YOUR GOAL: Check each line of the records below and collect those that include the word "text".

(Data about app and page elements)
═══

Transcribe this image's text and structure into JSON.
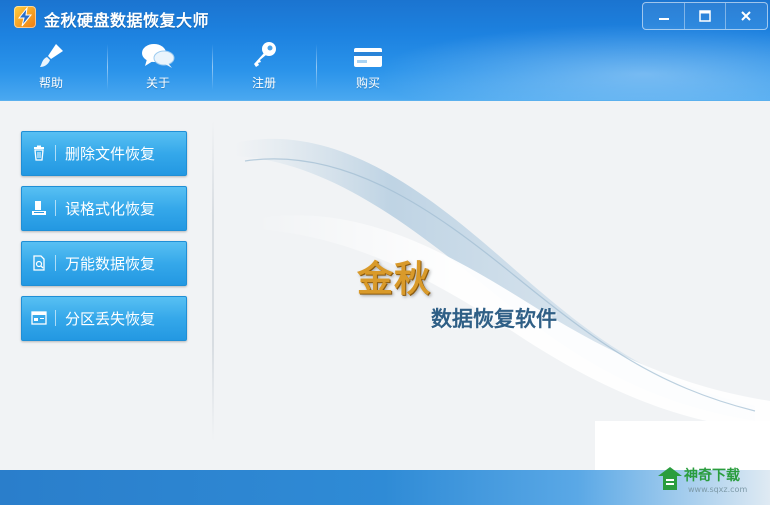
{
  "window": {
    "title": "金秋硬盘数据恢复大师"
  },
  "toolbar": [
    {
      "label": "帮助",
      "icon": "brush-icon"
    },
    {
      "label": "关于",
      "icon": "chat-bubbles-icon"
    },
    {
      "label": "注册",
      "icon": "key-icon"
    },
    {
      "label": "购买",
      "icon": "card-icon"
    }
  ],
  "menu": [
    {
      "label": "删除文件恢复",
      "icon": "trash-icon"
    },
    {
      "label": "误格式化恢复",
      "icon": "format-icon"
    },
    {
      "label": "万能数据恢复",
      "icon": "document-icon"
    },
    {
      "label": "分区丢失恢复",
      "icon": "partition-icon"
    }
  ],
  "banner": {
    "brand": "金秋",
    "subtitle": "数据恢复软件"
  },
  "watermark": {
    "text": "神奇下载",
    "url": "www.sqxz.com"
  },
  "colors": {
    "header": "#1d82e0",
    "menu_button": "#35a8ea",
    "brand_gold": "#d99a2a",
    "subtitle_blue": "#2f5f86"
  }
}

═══

EXERCISE ANSWER:
Transcribe this image's text and structure into JSON.
    "text": "神奇下载",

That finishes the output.